Bearing bad news

  Tombstone Park is under a 48-hour camping ban after a bear rummaged through two campsites Wednesday night.


Tombstone Park is under a 48-hour camping ban after a bear rummaged through two campsites Wednesday night.

No one was hurt and campers were removed from the campground. The ban is in effect until 8 p.m. Friday.

Conservation officers are monitoring the site and could extend the ban depending whether the bear returns to the campsites, according to Yukon’s Environment department.

The male black bear wandering the clay cliffs in Whitehorse — a source of several bear sightings — has been captured and removed from the area.

The bear had been frequenting the cliffs’ soapberry patches over the past several weeks.

Conservation officers received a call August 18 about a black bear found in a tree at 604 Drury Street. With the help of RCMP, conservation officers darted the bear and transported to an area north of Whitehorse where ripe soapberries were found in abundance.

Meanwhile, the Congdon Creek campground is again closed following new bear sightings.

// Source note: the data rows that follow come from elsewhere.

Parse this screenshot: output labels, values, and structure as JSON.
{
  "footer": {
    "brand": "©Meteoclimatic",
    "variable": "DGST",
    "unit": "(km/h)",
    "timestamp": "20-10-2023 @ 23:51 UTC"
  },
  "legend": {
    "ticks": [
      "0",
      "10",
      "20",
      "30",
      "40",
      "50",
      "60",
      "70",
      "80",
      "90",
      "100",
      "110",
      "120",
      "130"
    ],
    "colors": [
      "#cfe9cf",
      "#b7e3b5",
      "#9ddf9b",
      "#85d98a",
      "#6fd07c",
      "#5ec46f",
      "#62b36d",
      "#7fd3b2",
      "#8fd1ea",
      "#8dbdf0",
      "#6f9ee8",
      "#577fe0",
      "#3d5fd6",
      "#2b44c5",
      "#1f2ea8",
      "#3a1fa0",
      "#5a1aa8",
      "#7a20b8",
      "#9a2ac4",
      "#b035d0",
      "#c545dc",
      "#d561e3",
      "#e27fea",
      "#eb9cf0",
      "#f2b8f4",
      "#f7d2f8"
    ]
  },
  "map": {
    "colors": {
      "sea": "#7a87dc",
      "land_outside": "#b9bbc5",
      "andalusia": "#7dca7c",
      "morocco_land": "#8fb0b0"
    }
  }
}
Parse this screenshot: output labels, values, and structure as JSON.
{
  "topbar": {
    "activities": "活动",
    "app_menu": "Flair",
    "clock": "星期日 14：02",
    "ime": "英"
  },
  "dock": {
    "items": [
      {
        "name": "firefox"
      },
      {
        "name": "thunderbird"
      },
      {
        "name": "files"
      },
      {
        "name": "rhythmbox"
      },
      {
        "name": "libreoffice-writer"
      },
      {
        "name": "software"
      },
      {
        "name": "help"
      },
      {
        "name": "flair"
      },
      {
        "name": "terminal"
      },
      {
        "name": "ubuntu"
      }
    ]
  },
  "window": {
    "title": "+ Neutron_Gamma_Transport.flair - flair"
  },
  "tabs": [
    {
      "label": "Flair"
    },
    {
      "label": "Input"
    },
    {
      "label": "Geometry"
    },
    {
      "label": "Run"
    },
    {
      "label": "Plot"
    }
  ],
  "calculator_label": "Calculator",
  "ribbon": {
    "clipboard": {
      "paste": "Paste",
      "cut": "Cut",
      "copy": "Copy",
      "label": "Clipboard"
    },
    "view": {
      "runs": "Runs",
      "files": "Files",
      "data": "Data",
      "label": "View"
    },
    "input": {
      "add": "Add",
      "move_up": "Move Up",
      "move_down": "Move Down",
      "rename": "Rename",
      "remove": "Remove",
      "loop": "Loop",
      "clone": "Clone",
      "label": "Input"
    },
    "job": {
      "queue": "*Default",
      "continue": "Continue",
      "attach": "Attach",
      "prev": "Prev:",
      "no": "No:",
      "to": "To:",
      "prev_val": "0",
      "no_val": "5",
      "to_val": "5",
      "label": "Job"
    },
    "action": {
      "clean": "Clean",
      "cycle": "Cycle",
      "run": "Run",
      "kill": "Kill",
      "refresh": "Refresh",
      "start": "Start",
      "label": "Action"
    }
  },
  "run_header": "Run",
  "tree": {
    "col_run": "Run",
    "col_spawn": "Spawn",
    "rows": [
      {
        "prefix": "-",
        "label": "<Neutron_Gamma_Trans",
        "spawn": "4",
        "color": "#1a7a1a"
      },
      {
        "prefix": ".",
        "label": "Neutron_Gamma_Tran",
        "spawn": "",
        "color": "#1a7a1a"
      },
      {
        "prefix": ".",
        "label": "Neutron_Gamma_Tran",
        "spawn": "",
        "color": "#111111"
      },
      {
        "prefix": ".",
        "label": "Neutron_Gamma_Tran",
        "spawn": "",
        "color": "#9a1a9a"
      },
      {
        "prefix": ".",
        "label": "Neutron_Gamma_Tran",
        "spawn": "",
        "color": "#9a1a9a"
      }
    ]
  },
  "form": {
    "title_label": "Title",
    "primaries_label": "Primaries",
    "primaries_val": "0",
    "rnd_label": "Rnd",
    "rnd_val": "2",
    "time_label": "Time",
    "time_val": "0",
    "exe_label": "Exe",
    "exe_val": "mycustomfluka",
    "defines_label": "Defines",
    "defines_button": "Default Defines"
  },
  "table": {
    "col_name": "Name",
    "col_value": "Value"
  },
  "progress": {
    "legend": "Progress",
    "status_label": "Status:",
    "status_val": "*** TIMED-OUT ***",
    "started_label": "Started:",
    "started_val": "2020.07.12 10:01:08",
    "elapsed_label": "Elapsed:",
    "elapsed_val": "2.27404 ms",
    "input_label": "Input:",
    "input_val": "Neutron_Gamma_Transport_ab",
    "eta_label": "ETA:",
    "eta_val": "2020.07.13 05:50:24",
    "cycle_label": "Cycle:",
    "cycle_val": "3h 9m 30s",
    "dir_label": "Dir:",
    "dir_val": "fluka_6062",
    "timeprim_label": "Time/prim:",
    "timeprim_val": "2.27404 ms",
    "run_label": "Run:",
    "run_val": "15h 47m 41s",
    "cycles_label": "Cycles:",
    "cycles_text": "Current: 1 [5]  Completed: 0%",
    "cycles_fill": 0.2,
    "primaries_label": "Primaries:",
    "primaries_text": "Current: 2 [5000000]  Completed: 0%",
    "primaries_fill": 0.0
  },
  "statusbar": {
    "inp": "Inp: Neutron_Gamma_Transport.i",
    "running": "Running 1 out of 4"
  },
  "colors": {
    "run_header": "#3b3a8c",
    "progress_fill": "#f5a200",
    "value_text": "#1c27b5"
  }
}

The campground had briefly closed after a sow and two cubs had wandered through the area. Since reopening, there have been more bear sightings in the area. Officers are not sure if they are the same bears. (JW)


Just Posted

Yukoners taken as part of Sixties Scoop file class action lawsuit

Suit alleges government violated the rights of hundreds of Indigenous children from 1950 to 1993

Crown asks for ‘audio-visual exhibit’ to be sealed in Yukon child sex-abuse case

The application is related to a case where a man pled guilty to abusing 11 girls under the age of 14

Gold Rush star Tony Beets to appeal pond fire fines

The Yukon miner will appeal the $31k in fines he and his company are facing for Water Act violations

City begins transit master plan project

Survey seeking input on bus service open until Nov. 10

Yukon First Nations leader Mike Smith dies at 71

‘He was just a kind and gentle individual and he didn’t want anybody to want for anything’

The Yukon government has disgraced itself

The Department of Justice must come clean about the scope of abuse settlements

How low can we go?

Unemployment in the Yukon is low, but the reasons why may indicate problems

Five Aboriginal B.C. knowledge keepers to know

These museums and dedicated Indigenous leaders are crucial to cultural revitalization in B.C.

Mary Lake residents fret over infill

‘They paid top dollar’

Water study for Whitehorse infill lots technically sound, consultant says

‘This study is based on a lot of good information’

Yukon Workers’ Compensation Health and Safety Board to increase rates in 2018

All but one industry will see a rate increase in 2018

Yukon Liberals table supplementary budget

Projected surplus continues to shrink from $6.5M to $3.1M

Most Read